=== Activity ===
Below are records; copy every line among them that contains the word "Abschreibung".

________________________________________

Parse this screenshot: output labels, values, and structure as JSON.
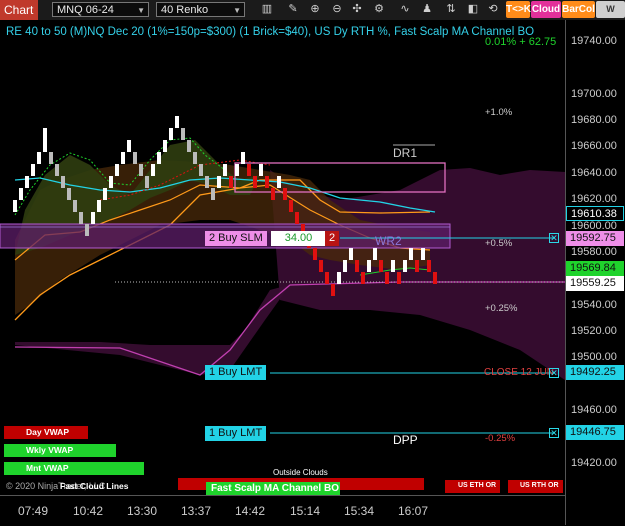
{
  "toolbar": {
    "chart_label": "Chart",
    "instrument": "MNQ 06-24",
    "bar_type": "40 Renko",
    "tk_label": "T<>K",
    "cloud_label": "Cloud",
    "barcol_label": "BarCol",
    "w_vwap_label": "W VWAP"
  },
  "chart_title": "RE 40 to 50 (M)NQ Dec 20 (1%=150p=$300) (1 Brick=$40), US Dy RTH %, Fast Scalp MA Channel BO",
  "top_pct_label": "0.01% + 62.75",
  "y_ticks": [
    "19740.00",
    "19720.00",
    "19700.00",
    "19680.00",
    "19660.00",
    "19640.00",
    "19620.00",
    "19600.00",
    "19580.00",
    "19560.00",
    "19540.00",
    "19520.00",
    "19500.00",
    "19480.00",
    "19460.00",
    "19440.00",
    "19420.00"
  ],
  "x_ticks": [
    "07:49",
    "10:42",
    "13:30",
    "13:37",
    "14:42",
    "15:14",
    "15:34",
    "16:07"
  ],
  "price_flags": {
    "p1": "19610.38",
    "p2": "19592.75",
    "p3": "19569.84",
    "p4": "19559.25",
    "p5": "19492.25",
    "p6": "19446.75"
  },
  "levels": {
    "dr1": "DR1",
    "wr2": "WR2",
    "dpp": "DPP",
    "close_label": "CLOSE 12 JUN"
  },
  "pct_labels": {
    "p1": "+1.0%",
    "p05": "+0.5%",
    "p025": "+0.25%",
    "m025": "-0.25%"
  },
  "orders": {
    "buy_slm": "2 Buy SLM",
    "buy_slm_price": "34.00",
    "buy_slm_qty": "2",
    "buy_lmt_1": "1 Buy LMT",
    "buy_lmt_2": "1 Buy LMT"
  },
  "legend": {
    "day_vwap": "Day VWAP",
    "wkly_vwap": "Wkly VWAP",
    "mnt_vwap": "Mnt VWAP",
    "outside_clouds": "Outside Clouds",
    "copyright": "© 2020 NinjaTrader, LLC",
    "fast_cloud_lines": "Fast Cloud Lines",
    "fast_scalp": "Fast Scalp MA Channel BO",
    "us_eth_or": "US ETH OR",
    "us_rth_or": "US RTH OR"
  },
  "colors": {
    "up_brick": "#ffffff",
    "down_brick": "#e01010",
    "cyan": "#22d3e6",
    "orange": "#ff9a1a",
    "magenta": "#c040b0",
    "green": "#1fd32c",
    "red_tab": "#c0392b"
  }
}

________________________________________

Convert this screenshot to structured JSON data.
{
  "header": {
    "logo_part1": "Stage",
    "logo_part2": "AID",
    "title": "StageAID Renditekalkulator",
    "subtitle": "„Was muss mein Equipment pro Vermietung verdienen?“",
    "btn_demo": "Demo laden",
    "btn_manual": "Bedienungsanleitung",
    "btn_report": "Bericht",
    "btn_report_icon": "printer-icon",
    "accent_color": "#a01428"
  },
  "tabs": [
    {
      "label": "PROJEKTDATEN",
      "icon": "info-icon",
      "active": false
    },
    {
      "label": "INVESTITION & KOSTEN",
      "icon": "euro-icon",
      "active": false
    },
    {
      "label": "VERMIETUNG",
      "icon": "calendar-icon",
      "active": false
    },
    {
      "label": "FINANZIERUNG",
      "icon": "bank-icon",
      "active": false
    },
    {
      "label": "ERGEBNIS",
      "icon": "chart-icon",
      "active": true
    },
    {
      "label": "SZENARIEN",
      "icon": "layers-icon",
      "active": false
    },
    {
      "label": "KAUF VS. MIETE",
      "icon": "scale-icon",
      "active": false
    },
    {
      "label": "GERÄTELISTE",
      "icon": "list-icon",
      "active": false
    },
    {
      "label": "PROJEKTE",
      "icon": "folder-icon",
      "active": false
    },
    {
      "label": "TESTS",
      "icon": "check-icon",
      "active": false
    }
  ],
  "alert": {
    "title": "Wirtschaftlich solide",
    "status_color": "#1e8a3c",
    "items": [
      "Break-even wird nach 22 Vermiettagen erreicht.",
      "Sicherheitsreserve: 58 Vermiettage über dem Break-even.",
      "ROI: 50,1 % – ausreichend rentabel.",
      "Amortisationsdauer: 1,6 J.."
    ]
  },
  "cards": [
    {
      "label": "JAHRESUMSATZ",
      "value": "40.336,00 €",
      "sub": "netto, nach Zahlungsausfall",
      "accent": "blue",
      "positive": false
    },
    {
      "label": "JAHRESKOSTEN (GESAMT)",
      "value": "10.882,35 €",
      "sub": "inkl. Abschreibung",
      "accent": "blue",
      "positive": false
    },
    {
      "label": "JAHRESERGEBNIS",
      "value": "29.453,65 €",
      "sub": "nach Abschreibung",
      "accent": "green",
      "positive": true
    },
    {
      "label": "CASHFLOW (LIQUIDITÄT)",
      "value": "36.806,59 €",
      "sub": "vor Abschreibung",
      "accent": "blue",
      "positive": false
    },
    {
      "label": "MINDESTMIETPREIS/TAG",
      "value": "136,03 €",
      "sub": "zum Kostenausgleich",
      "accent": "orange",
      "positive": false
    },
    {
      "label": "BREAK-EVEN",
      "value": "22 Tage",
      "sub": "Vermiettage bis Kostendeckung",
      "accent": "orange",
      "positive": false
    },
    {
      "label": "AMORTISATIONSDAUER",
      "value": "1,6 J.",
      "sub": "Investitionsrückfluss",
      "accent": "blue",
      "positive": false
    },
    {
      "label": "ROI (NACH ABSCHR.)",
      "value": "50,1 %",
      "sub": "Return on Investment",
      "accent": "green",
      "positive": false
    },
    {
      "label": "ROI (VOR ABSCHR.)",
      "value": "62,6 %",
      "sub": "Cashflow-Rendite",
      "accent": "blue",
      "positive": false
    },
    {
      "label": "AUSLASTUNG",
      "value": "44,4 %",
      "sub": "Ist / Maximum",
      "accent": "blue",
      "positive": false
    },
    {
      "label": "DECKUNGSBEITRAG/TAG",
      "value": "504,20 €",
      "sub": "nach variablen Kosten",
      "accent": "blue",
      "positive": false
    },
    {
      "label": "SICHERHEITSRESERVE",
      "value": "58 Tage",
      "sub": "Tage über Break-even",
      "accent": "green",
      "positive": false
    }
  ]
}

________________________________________

=== Exercise solution ===
      "sub": "inkl. Abschreibung",
      "sub": "nach Abschreibung",
      "sub": "vor Abschreibung",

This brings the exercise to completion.